Source: Family First
When we had to start crisis-schooling due to COVID-19, it quickly became clear that organization can be the difference between success and chaos. What lessons can we apply to the start of a new school year? Whether it’s establishing a great work-space or managing all the papers, setting up a few systems for good back-to-school home organization will pay off in preserved sanity—your sanity, Mom. And can you put too high a price on that? We didn’t think so.
Preparing for a new school year can be an overwhelming task, almost as overwhelming as staying organized throughout the school year. Dive in with these 8 ways to get your home back-to-school ready, no matter what kind of schooling you’re doing!
1. Create a filing system. Files aren’t just for offices – they’re also a great way to keep your home organized! Set aside a drawer to hold your files and buy some folders with cute patterns (it’s always easier to keep things organized if they look nice!). You can set aside one folder for each child in which to keep their school papers and medical forms, or you can organize the folders by month, or by category. If you keep the folders updated throughout the year, you’ll cut back on the time and stress spent looking for lost papers.
2. Update all medical information. Fill out any necessary medical forms and catch your kids up on all their immunizations. If your child has any allergies that may cause a problem while they’re at school, contact their teacher to discuss necessary precautions.
3. Clean out the closets. Before you go out and buy a whole new back-to-school wardrobe, go through your child’s closet with them and have them try on clothes they haven’t worn in a while. Take their outgrown clothes to a resale shop or donate them to a homeless shelter. This will make room for any new clothes and keep their closet from getting too cluttered throughout the year. Then take stock of what your child does have; this will give you an idea of what clothes you need to buy.A good rule you might want to implement is that any time you buy them a new article of clothing, they have to get rid of one in their closet.
4. Buy school supplies. You can get a list of needed school supplies from the school office or your child’s teacher. If they don’t provide one, make one yourself. Try to stick to the basics (backpack, pencils/pens, notebooks, etc.) until school starts, so you don’t end up with unneeded supplies. You can always go grab more later if needed.
5. Start your kids on a bedtime routine, that way when school starts they’ll be used to going to bed and waking up at the same time.If your kids have been staying up late and sleeping in late during the summer, you should gradually move up their bedtimes and wake-up times by about ten to twenty minutes each day starting a couple weeks before the end of summer. This will make bedtime easier on everyone once school starts. And once you’ve established a schedule, stick to it.
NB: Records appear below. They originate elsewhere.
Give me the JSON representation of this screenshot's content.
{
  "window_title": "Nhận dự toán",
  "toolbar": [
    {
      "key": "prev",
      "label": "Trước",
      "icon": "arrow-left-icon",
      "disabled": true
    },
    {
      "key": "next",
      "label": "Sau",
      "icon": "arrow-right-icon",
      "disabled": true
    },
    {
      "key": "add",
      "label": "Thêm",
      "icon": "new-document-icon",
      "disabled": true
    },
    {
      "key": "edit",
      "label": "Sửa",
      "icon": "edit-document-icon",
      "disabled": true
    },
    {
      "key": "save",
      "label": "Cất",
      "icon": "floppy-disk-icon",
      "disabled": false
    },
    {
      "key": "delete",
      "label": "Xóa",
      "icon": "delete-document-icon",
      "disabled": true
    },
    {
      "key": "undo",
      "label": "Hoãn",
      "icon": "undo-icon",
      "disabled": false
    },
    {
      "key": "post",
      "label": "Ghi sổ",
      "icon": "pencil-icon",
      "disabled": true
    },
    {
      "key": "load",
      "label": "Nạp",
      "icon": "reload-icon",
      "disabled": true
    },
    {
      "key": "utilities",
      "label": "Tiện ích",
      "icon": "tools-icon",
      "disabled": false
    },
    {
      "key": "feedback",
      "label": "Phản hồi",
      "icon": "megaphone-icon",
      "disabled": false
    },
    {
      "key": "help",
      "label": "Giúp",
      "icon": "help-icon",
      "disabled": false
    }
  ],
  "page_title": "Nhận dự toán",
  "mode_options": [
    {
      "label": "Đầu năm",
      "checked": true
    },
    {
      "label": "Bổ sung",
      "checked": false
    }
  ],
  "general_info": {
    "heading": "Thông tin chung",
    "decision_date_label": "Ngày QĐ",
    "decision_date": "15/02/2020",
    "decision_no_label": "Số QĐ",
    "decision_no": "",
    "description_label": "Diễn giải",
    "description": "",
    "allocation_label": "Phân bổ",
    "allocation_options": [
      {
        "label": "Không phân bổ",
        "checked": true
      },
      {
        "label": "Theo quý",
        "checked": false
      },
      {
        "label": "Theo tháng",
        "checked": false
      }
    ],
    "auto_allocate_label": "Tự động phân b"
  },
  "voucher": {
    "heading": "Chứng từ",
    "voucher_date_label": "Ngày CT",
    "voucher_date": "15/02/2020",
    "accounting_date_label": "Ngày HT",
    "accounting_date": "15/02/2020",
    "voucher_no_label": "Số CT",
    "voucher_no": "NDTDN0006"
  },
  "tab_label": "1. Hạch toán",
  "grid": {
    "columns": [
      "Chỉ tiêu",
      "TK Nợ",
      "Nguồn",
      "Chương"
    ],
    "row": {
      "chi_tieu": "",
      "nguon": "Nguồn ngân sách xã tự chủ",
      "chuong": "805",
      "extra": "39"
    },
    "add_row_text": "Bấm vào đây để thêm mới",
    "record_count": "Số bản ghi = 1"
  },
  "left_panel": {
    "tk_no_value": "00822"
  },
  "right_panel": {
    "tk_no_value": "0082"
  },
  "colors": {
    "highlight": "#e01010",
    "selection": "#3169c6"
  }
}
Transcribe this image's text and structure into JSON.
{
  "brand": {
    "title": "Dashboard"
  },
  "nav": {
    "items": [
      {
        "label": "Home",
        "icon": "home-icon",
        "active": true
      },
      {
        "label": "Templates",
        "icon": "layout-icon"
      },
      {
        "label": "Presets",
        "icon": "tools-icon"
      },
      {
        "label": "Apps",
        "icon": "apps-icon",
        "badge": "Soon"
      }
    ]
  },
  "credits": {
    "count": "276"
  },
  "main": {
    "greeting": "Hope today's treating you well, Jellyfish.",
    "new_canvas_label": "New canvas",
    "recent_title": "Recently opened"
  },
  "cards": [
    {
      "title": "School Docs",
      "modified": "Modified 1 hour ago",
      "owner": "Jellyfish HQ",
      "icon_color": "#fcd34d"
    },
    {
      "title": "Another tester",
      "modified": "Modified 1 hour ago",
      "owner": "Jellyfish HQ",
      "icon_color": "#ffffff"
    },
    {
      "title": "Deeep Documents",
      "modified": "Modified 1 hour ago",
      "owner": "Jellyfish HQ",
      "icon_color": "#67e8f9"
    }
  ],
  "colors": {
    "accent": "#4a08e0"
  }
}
6. Plan out what to pack for lunch. Stock up on lunchbox basics ahead of time when you see them on sale. Make it fun by letting your kids be a part of the planning process; take them to the grocery store with you and let them pick out something special. Also, ahead of time, you can make notes to put in your child’s lunch box for the first week of school to let them know you’re thinking about them. When you have time you should also do this randomly throughout the school year!
7. Update your calendar. Manage your and your kids’ schedules more efficiently by adding school-related items to your calendar, like holidays and school events. Don’t forget to fill in extra-curricular activities too, like soccer games, music classes, or karate. Keep your organizer with you and make changes whenever something comes up. If you know what to expect, you’ll be much more capable of handling a busy schedule!
8. Set up a homework schedule. Get a special “homework” notebook for each child, and every day when they come home from school, have them write down their homework assignments for that day. Keep the notebooks laid out where everyone can see them, and when they finish each assignment have them cross it off the list. Make a rule that they can only watch TV or have free time when all the assignments are marked off! This is a good way for your kids to have visual proof of their progress, and for you to keep track of what they’re doing.
Family First is a non-profit organization that provides parenting, marriage, and relationship resources through All Prod Dad, IMom and Family Minute programs, that help people love their family well, and gives them greater hope for the future. For more information visit www.familyfirst.net